#### [Task requirements]
Only a number is wanted here, namely how many lines of the data contain the string "SelectObject".

Dataset records
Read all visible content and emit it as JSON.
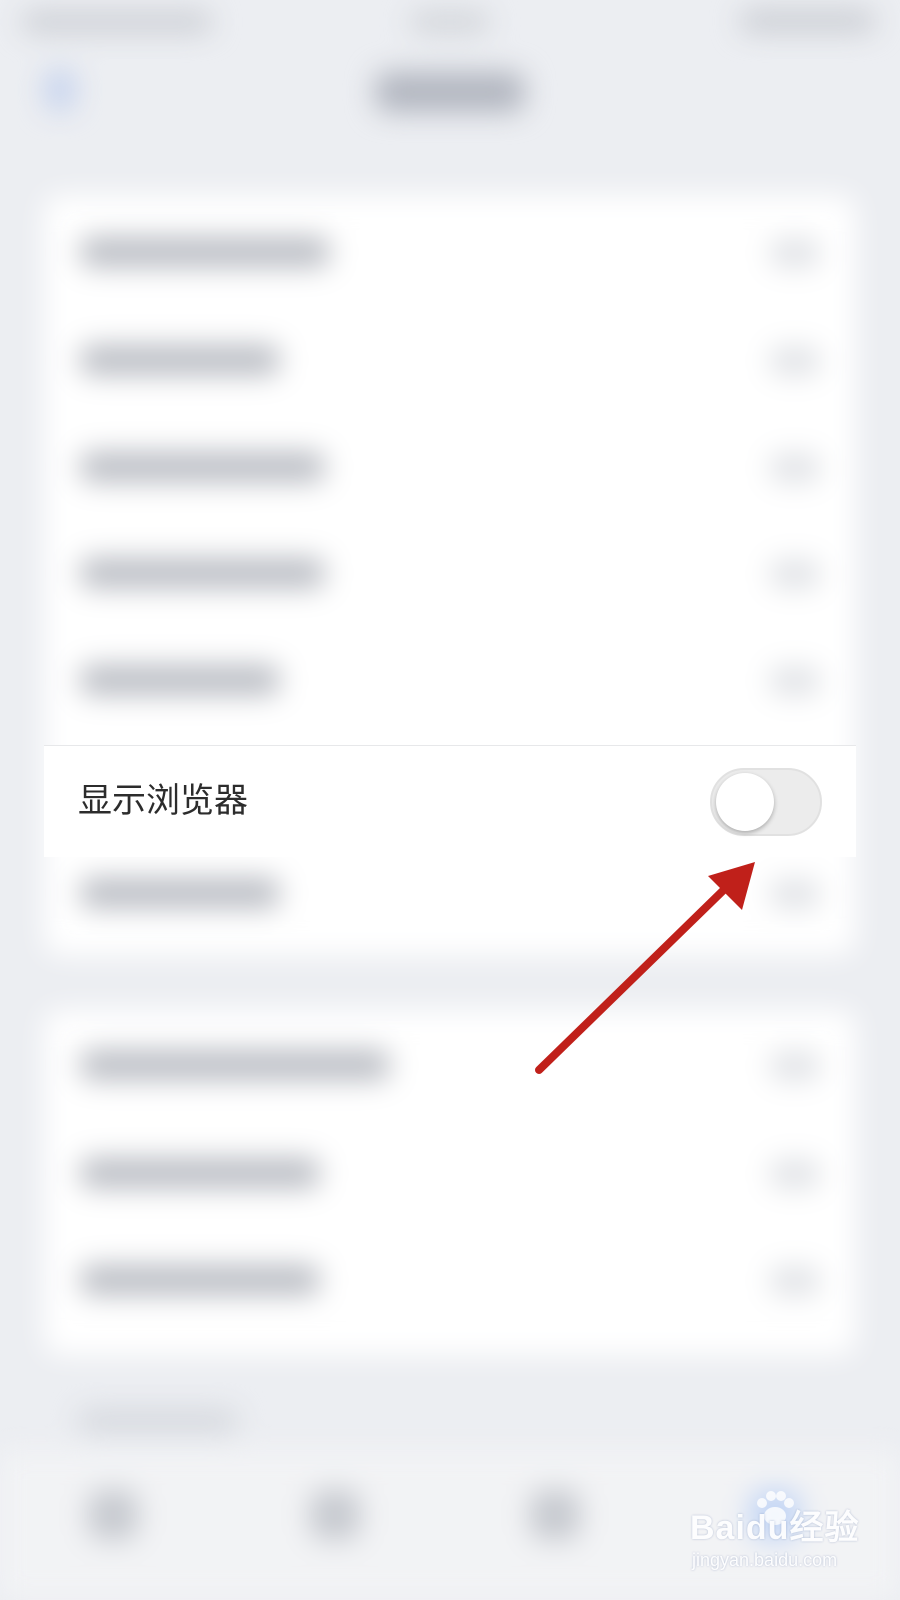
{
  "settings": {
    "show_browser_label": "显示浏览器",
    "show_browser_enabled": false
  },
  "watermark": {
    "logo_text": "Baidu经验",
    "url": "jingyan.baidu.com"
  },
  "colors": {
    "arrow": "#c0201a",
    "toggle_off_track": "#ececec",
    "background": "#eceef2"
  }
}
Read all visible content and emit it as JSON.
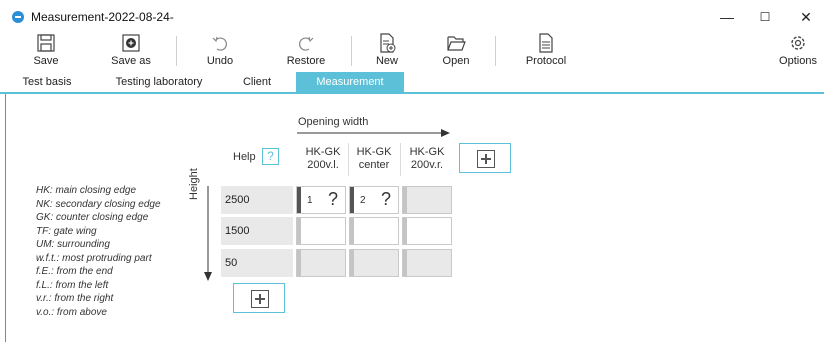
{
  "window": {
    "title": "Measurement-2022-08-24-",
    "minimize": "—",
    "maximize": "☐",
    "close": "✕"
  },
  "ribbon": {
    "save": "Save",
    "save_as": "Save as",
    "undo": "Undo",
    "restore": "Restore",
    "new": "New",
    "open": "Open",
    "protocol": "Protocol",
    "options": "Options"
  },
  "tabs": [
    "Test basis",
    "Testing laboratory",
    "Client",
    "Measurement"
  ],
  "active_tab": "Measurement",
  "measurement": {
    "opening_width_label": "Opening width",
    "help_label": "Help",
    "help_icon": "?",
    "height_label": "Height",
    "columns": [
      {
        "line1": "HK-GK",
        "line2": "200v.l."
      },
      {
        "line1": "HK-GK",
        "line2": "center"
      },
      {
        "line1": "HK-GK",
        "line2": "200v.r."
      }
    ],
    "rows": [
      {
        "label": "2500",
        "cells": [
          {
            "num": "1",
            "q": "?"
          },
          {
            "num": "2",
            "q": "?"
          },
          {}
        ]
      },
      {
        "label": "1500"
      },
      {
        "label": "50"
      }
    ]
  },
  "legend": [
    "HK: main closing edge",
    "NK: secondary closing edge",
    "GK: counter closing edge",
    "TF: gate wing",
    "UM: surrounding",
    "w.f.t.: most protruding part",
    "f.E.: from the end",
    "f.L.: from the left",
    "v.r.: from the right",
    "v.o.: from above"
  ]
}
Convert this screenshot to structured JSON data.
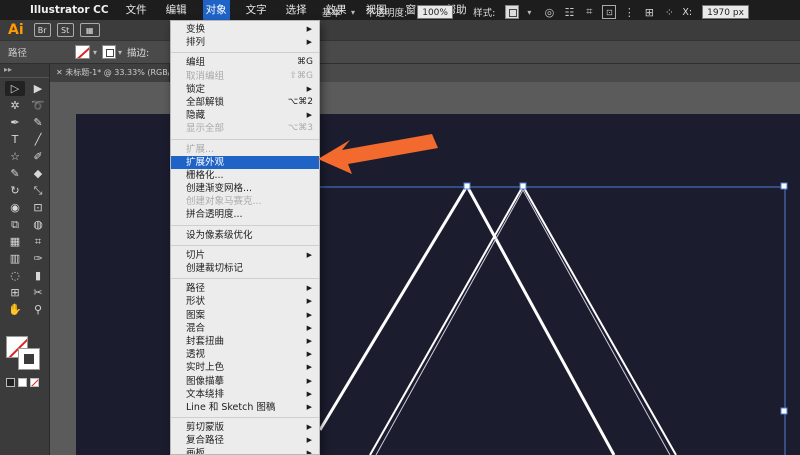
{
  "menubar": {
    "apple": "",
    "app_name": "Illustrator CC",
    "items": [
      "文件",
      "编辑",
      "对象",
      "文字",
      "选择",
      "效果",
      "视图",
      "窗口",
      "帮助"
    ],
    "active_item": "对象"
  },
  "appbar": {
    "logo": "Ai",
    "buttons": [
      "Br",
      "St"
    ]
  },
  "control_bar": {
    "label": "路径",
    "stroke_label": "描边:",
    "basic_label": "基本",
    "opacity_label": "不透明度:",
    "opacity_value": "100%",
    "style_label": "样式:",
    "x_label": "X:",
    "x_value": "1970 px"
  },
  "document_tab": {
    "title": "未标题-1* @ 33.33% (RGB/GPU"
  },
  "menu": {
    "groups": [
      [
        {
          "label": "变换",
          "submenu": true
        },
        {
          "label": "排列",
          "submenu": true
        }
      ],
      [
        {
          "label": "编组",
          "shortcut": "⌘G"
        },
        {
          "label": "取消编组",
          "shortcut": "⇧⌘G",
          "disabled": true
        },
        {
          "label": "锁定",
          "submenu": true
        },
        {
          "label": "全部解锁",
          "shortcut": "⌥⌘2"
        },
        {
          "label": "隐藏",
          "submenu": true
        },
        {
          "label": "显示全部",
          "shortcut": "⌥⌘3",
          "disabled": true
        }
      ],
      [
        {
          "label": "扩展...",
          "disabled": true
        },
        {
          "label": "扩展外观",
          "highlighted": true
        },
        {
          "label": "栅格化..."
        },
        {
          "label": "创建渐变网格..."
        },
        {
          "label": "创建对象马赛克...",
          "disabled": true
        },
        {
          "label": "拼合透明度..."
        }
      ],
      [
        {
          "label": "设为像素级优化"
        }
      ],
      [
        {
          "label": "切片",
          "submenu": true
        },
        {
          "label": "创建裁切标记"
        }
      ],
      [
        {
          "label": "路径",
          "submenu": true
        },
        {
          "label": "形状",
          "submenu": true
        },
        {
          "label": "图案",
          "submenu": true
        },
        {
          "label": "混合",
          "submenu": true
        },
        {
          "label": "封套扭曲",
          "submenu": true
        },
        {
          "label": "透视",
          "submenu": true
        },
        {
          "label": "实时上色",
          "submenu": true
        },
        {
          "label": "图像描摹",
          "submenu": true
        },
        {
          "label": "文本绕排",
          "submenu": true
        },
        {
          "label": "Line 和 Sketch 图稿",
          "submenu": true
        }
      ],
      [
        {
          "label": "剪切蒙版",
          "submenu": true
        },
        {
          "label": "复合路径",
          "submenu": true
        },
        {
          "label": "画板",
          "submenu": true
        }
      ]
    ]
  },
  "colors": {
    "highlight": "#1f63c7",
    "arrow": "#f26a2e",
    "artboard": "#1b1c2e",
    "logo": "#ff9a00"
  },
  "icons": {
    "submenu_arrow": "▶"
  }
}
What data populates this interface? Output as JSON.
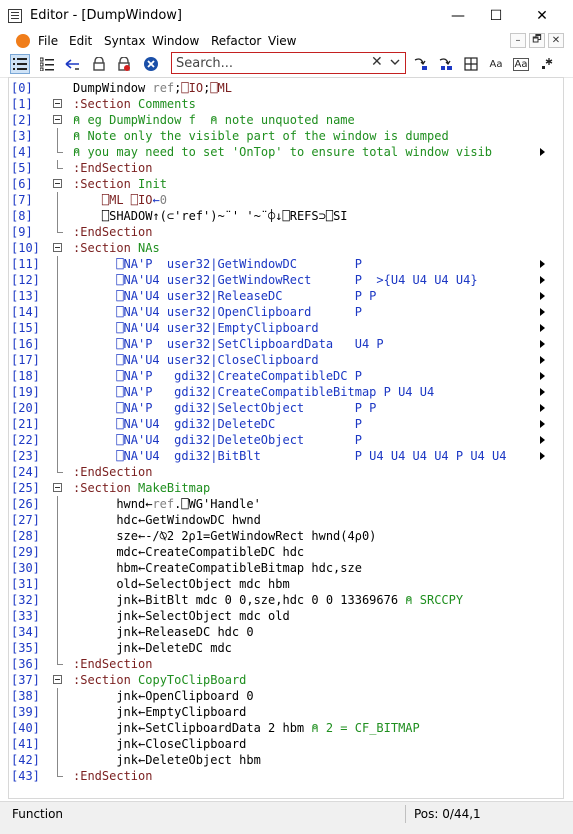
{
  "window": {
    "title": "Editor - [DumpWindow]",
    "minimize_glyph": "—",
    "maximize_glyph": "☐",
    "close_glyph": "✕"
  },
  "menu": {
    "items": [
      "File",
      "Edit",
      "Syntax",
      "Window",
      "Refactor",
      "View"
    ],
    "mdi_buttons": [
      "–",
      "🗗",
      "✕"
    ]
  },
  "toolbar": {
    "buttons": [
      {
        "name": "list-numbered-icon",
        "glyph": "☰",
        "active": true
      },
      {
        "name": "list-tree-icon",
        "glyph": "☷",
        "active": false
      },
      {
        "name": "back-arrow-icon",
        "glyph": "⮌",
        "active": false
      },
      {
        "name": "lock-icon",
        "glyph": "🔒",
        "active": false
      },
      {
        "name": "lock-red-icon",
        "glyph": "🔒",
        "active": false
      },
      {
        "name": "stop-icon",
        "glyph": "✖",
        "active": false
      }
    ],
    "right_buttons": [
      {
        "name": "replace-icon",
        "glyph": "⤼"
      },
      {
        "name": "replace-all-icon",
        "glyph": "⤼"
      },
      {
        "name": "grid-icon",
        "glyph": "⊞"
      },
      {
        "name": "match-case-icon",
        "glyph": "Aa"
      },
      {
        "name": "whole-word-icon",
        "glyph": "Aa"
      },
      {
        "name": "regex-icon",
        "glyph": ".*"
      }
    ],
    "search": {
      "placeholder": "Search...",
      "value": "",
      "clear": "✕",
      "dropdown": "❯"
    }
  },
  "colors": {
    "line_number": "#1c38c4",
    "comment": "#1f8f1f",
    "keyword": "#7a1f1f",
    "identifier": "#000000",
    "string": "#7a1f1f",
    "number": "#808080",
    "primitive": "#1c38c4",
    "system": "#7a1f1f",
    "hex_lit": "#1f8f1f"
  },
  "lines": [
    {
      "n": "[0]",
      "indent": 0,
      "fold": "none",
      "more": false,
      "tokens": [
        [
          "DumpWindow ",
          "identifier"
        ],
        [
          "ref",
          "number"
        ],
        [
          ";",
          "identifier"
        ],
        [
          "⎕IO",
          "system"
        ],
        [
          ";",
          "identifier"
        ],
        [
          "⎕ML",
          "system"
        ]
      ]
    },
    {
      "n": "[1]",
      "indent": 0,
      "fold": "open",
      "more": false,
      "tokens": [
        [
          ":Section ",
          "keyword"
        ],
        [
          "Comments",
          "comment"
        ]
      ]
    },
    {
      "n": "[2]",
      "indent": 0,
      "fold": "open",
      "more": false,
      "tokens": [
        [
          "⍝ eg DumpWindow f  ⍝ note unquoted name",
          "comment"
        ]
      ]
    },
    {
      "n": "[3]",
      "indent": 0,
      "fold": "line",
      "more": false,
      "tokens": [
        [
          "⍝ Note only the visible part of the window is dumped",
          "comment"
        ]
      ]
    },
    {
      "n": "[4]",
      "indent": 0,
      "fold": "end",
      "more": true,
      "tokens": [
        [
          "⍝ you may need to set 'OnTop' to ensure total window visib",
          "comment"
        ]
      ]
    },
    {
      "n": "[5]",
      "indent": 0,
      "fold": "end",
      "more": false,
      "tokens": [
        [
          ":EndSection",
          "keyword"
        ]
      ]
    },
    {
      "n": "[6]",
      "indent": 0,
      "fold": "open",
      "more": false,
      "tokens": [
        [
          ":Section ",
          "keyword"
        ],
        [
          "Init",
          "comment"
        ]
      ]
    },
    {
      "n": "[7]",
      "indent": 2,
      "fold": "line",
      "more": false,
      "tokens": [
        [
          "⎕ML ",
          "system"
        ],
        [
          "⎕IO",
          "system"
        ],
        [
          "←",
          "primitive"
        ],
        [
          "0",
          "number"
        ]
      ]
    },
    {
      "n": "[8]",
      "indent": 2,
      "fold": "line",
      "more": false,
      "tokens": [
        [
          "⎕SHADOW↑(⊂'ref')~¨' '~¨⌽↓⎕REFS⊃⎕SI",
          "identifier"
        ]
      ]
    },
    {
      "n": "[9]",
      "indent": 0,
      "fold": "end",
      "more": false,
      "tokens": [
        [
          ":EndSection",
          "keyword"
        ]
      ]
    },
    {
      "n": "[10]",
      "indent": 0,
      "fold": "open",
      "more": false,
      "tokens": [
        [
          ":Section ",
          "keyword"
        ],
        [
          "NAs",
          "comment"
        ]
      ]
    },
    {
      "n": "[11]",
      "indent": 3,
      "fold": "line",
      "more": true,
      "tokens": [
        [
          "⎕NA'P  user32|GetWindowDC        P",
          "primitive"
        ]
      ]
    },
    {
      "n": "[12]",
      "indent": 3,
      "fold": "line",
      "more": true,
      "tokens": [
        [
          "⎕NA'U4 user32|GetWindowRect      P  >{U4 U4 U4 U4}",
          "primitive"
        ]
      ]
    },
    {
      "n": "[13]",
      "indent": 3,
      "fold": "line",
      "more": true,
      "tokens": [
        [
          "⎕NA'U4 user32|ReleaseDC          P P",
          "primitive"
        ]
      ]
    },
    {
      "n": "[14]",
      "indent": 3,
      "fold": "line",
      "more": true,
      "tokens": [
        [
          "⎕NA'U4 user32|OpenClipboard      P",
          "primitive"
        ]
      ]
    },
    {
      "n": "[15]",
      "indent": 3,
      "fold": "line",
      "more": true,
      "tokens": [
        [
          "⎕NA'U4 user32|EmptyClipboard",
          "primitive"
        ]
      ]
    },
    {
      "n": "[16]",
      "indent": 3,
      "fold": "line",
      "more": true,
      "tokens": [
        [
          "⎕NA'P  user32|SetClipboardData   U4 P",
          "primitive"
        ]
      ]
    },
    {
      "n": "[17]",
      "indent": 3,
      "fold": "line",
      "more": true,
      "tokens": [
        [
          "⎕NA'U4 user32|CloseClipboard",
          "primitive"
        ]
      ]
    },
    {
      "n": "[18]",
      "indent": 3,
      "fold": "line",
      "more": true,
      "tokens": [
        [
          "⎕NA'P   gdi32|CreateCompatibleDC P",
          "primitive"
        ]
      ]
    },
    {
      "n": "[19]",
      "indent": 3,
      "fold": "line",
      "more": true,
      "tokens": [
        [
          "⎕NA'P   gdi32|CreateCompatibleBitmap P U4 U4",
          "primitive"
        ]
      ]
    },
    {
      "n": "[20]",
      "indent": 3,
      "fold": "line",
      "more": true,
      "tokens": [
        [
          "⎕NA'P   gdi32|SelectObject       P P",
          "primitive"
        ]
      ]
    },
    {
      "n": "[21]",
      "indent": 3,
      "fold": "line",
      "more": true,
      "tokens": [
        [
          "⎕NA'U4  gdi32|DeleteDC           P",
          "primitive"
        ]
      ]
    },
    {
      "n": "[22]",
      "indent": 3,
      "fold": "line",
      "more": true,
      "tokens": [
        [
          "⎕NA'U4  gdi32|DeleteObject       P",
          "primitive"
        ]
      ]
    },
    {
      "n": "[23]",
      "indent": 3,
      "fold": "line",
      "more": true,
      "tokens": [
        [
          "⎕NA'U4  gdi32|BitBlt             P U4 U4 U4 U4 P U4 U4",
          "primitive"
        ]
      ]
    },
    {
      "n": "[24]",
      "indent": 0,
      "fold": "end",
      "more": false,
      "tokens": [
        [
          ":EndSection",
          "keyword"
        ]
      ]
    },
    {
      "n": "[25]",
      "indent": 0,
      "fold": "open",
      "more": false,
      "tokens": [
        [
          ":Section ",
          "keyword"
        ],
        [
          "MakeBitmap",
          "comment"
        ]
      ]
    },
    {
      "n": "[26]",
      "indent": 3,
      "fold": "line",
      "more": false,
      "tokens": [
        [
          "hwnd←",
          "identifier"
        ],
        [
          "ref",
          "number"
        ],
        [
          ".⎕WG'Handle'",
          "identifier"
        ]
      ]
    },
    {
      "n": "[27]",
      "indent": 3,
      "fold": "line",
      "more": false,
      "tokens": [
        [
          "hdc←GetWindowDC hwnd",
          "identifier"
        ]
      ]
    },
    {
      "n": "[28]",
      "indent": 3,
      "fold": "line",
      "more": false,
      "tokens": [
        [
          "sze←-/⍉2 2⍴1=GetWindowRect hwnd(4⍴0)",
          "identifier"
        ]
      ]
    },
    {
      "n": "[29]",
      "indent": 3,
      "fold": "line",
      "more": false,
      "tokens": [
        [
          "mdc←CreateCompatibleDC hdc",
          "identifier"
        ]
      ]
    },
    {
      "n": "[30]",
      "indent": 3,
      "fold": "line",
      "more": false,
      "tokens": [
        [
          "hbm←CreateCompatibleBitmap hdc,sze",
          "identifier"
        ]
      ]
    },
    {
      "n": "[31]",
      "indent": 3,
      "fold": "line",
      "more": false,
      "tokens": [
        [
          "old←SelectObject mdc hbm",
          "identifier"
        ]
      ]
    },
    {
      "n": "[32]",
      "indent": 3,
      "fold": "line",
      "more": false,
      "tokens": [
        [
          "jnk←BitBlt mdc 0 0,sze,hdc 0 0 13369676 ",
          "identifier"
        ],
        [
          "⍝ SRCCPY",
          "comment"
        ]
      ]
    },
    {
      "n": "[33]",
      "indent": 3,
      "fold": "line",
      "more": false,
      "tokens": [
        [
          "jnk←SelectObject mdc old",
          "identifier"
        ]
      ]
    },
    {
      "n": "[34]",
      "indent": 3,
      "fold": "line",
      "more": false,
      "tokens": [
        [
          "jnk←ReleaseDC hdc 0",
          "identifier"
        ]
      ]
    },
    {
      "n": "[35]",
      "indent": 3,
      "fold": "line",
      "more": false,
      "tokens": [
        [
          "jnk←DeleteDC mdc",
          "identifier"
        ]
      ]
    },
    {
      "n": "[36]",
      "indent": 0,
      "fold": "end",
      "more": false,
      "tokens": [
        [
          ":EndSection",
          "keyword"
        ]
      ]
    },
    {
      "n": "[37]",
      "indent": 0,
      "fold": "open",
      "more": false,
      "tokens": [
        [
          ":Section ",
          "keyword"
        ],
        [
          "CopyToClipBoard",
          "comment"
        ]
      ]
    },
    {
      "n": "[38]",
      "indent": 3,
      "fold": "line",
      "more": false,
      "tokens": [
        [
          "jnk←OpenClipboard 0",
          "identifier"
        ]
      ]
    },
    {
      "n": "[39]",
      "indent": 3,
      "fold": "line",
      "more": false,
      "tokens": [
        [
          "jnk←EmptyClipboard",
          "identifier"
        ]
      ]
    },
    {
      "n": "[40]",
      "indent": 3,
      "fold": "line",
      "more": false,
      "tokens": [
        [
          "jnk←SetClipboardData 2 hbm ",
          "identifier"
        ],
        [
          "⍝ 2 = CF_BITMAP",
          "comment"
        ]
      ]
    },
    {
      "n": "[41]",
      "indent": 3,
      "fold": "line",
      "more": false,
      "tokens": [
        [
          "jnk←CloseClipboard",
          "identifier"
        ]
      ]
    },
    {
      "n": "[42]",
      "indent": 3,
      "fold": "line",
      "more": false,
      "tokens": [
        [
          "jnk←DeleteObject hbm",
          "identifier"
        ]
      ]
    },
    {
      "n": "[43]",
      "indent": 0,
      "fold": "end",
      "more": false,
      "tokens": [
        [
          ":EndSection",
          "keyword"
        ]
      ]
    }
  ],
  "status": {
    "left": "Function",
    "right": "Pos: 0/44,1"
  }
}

#### [Worked solution]
3